(Page and application data records)
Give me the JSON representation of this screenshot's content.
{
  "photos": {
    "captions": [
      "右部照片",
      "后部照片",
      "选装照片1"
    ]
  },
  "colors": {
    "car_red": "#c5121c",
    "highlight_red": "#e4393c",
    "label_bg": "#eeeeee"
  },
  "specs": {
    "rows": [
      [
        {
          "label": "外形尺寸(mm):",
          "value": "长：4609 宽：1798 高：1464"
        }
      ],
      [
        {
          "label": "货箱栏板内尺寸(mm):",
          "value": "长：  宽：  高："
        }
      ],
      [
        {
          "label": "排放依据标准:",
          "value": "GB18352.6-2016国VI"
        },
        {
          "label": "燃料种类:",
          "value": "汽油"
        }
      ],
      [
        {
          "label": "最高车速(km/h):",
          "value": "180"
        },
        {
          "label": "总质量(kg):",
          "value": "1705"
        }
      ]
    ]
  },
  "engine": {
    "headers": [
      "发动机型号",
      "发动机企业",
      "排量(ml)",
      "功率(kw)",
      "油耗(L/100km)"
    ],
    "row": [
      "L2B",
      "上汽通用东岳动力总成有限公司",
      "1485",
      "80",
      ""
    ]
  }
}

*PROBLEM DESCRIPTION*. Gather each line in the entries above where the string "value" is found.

*ANSWER*.
          "value": "长：4609 宽：1798 高：1464"
          "value": "长：  宽：  高："
          "value": "GB18352.6-2016国VI"
          "value": "汽油"
          "value": "180"
          "value": "1705"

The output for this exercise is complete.